/---
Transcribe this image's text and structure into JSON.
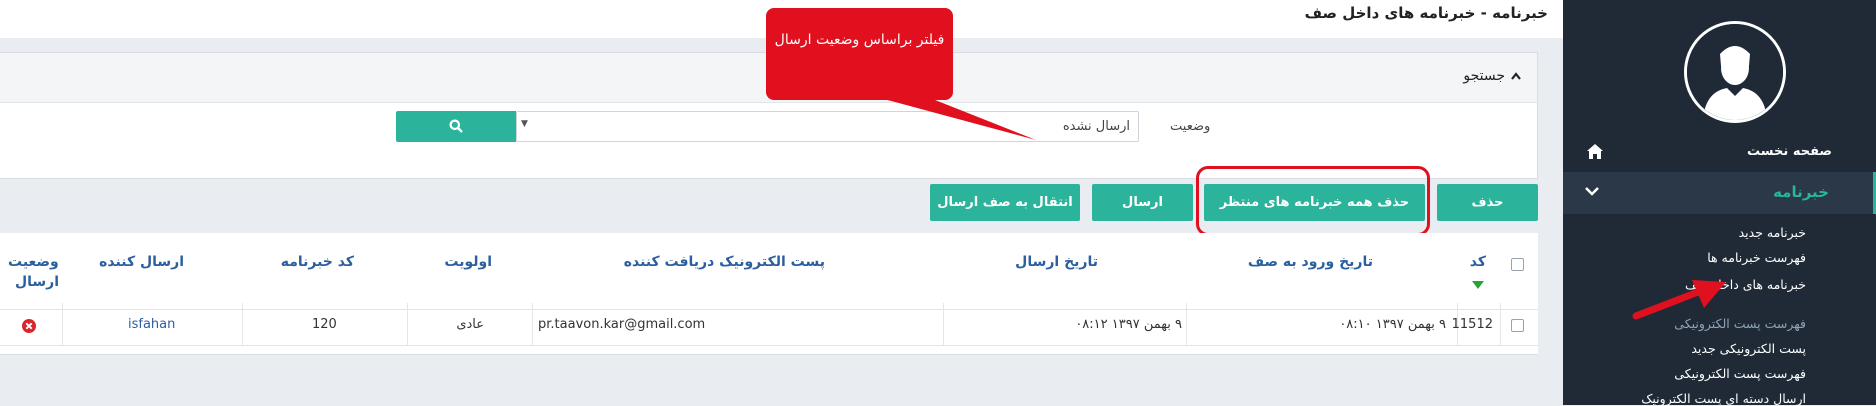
{
  "page": {
    "title": "خبرنامه - خبرنامه های داخل صف"
  },
  "sidebar": {
    "home_label": "صفحه نخست",
    "newsletter_label": "خبرنامه",
    "items": [
      {
        "label": "خبرنامه جدید"
      },
      {
        "label": "فهرست خبرنامه ها"
      },
      {
        "label": "خبرنامه های داخل صف"
      },
      {
        "label": "فهرست پست الکترونیکی"
      },
      {
        "label": "پست الکترونیکی جدید"
      },
      {
        "label": "فهرست پست الکترونیکی"
      },
      {
        "label": "ارسال دسته ای پست الکترونیک"
      }
    ]
  },
  "search": {
    "header_label": "جستجو",
    "status_label": "وضعیت",
    "status_value": "ارسال نشده"
  },
  "annotation": {
    "tooltip_text": "فیلتر براساس وضعیت ارسال"
  },
  "toolbar": {
    "delete_label": "حذف",
    "delete_all_label": "حذف همه خبرنامه های منتظر ارسال",
    "send_label": "ارسال",
    "move_label": "انتقال به صف ارسال"
  },
  "table": {
    "headers": {
      "code": "کد",
      "queue_date": "تاریخ ورود به صف",
      "send_date": "تاریخ ارسال",
      "recipient": "پست الکترونیک دریافت کننده",
      "priority": "اولویت",
      "newsletter_code": "کد خبرنامه",
      "sender": "ارسال کننده",
      "status_line1": "وضعیت",
      "status_line2": "ارسال"
    },
    "rows": [
      {
        "code": "11512",
        "queue_date": "۹ بهمن ۱۳۹۷ ۰۸:۱۰",
        "send_date": "۹ بهمن ۱۳۹۷ ۰۸:۱۲",
        "recipient": "pr.taavon.kar@gmail.com",
        "priority": "عادی",
        "newsletter_code": "120",
        "sender": "isfahan",
        "status_icon": "error-circle-icon"
      }
    ]
  },
  "colors": {
    "accent": "#2bb39b",
    "sidebar_bg": "#1f2a36",
    "annotation_red": "#e0101e",
    "link_blue": "#2b5fa0"
  }
}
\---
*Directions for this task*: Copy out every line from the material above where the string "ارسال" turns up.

*Exercise result*:
        "label": "ارسال دسته ای پست الکترونیک"
    "status_value": "ارسال نشده"
    "tooltip_text": "فیلتر براساس وضعیت ارسال"
    "delete_all_label": "حذف همه خبرنامه های منتظر ارسال",
    "send_label": "ارسال",
    "move_label": "انتقال به صف ارسال"
      "send_date": "تاریخ ارسال",
      "sender": "ارسال کننده",
      "status_line2": "ارسال"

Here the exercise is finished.